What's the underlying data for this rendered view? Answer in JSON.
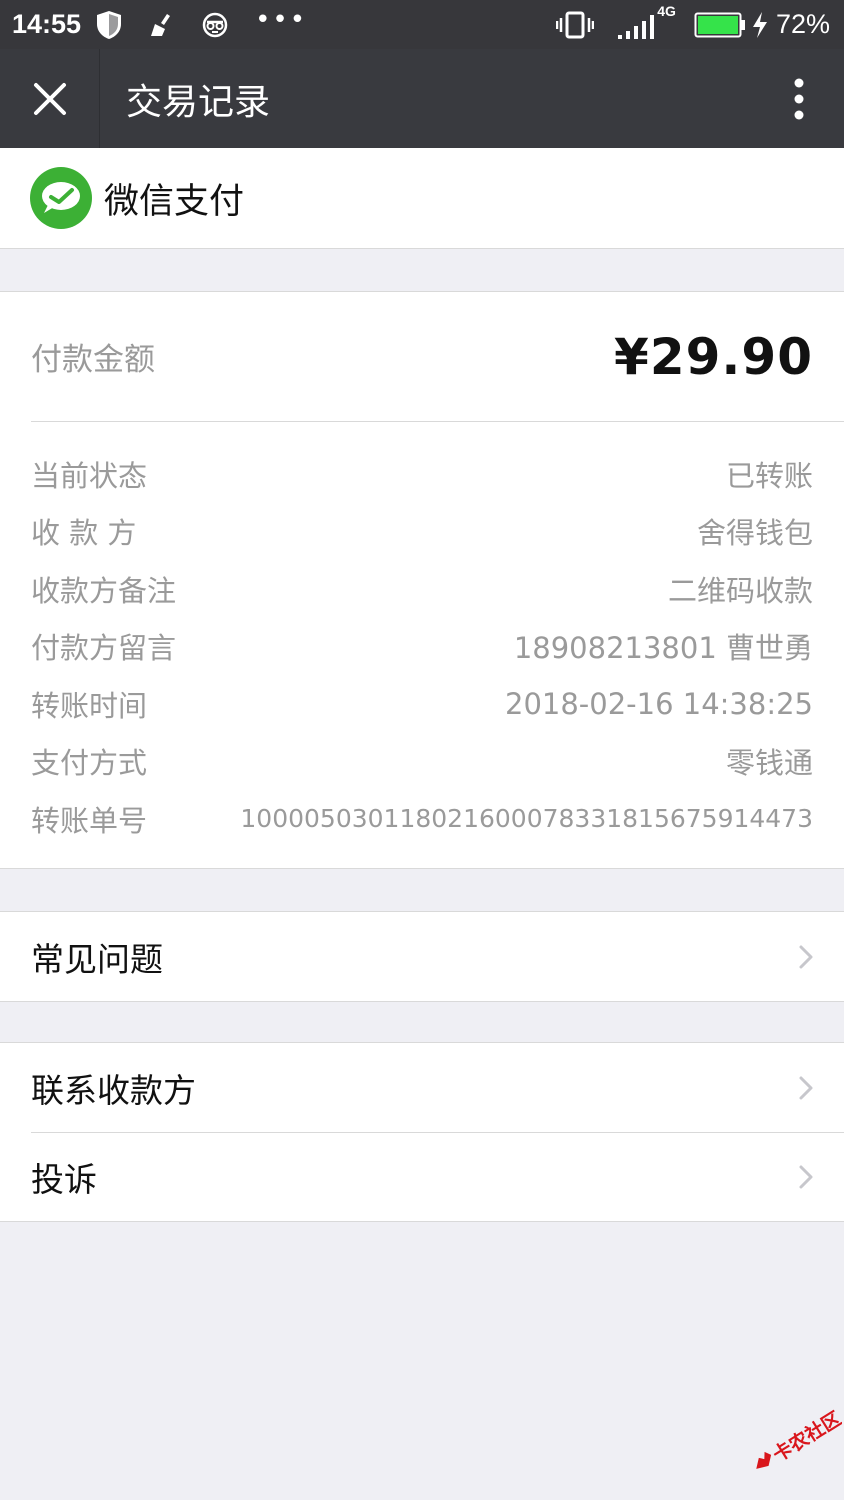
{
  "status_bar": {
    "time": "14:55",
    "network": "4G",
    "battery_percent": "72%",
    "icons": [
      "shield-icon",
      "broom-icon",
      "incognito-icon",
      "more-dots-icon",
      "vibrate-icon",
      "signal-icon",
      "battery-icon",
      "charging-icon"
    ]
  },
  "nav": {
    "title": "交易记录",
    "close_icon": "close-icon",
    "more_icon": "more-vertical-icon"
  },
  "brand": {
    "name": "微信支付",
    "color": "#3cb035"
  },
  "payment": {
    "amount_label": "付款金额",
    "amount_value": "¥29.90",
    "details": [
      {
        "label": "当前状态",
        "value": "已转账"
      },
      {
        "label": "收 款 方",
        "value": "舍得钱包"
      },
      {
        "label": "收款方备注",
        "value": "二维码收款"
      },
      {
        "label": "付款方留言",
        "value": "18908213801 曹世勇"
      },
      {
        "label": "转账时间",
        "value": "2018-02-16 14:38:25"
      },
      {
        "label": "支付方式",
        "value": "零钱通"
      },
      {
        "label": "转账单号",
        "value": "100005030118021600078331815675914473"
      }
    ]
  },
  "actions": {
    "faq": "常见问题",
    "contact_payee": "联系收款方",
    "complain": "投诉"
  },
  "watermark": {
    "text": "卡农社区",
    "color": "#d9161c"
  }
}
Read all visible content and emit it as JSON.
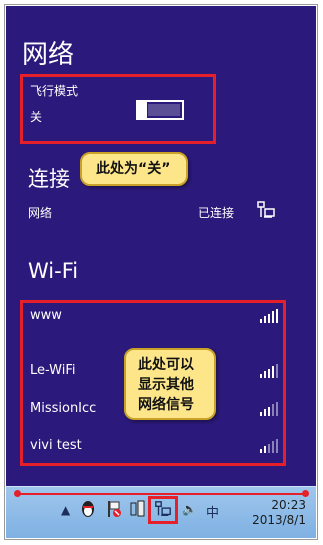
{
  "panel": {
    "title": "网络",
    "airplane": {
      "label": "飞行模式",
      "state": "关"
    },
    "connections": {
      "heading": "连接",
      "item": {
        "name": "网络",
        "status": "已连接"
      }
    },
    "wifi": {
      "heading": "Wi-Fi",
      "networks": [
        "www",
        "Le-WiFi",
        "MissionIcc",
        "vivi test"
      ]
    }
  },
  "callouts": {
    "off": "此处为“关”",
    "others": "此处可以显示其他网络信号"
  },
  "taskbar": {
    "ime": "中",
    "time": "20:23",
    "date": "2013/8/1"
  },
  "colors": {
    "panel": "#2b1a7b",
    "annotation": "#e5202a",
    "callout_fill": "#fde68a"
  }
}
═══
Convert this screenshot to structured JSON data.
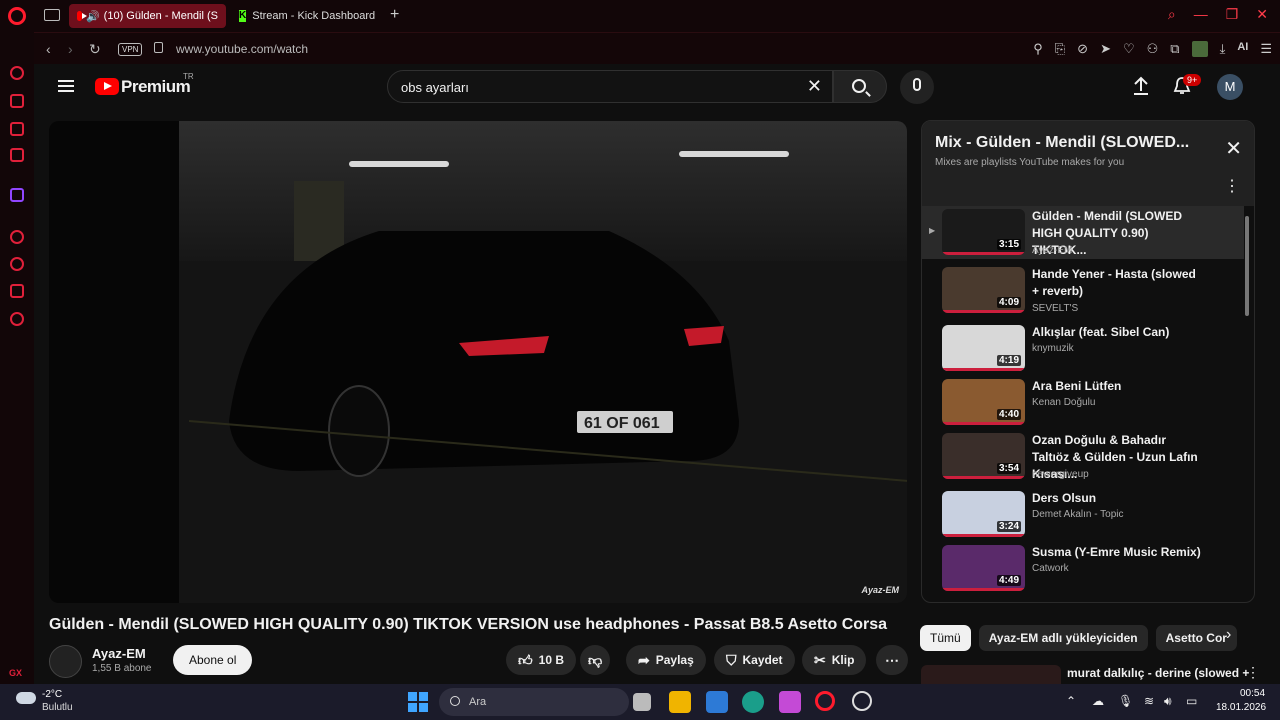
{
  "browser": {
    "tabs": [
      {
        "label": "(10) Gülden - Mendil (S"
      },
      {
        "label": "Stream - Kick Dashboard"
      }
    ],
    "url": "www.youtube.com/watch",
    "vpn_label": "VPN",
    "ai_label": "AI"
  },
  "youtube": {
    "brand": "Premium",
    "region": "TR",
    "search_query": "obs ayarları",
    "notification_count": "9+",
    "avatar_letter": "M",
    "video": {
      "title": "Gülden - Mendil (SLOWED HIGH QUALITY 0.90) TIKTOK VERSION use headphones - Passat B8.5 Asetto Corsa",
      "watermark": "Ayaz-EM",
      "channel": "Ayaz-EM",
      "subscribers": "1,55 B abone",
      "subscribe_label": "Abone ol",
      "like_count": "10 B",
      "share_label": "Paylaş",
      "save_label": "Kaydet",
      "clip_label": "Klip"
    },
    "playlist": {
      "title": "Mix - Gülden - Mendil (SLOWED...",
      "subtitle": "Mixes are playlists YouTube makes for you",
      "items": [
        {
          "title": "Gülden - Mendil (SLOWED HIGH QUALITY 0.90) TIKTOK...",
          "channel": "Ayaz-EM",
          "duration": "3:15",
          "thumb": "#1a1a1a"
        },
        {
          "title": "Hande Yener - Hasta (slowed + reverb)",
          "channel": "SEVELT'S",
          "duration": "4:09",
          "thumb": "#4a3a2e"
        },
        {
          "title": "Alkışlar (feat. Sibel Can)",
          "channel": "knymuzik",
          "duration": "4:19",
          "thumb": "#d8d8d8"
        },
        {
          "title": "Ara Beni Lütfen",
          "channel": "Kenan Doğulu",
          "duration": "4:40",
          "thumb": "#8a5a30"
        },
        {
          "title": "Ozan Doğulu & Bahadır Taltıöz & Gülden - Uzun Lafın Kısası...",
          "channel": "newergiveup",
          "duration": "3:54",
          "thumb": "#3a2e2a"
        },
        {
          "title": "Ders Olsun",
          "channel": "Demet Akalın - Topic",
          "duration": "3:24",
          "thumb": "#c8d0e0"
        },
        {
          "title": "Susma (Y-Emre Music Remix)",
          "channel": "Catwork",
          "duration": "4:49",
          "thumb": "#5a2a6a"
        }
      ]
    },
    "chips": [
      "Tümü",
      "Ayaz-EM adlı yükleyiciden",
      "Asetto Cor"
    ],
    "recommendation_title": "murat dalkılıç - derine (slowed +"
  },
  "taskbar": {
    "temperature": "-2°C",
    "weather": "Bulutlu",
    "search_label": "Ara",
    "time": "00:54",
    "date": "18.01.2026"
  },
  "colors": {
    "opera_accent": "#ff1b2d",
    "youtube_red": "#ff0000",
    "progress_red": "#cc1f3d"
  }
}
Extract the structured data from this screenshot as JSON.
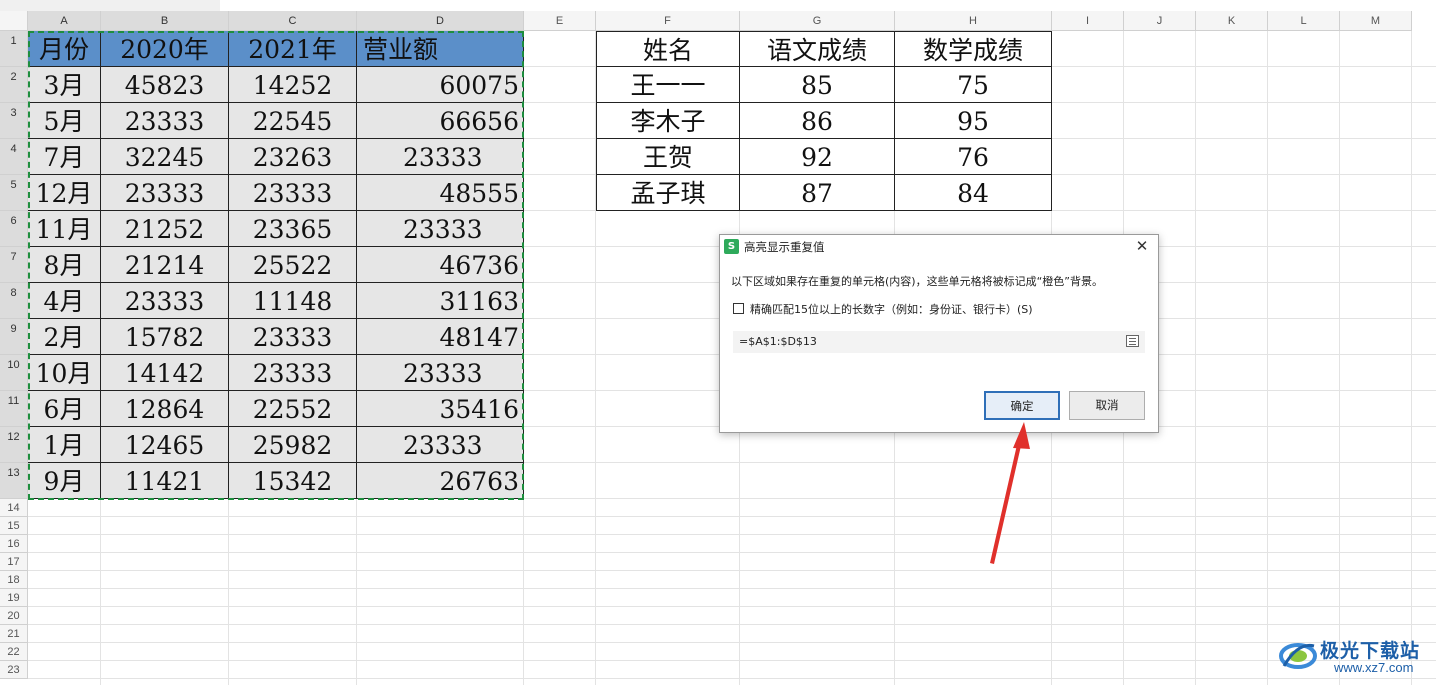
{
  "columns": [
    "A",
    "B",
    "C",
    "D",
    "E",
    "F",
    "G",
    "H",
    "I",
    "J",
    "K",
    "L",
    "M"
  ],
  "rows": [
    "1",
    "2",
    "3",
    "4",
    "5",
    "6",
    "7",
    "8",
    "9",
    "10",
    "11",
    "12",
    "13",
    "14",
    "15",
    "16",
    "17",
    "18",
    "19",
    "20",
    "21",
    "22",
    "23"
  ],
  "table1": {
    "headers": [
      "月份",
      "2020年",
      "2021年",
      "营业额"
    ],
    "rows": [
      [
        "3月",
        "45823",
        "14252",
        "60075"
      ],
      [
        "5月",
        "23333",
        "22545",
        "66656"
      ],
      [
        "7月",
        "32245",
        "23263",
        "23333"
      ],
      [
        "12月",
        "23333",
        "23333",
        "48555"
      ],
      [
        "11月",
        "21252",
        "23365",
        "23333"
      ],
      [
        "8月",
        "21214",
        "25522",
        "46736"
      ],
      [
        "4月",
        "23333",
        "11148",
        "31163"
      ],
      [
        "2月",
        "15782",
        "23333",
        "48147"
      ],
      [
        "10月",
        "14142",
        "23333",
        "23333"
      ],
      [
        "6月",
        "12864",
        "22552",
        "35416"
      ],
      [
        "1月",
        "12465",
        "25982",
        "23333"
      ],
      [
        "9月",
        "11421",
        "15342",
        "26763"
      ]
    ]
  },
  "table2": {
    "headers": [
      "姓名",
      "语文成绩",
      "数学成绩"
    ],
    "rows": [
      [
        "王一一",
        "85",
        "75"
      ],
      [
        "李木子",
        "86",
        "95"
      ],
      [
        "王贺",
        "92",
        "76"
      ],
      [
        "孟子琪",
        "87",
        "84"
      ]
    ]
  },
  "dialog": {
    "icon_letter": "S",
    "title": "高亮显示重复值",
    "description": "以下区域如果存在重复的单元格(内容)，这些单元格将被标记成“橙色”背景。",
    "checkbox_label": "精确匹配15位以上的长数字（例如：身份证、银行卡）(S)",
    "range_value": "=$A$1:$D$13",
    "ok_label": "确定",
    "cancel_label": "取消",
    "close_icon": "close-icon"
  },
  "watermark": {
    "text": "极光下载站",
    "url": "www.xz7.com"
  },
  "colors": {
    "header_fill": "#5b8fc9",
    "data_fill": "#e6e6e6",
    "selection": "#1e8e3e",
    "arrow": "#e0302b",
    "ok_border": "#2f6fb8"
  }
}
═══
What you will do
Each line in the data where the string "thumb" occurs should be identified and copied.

Exercise response
          "thumb": "#1a1a1a"
          "thumb": "#4a3a2e"
          "thumb": "#d8d8d8"
          "thumb": "#8a5a30"
          "thumb": "#3a2e2a"
          "thumb": "#c8d0e0"
          "thumb": "#5a2a6a"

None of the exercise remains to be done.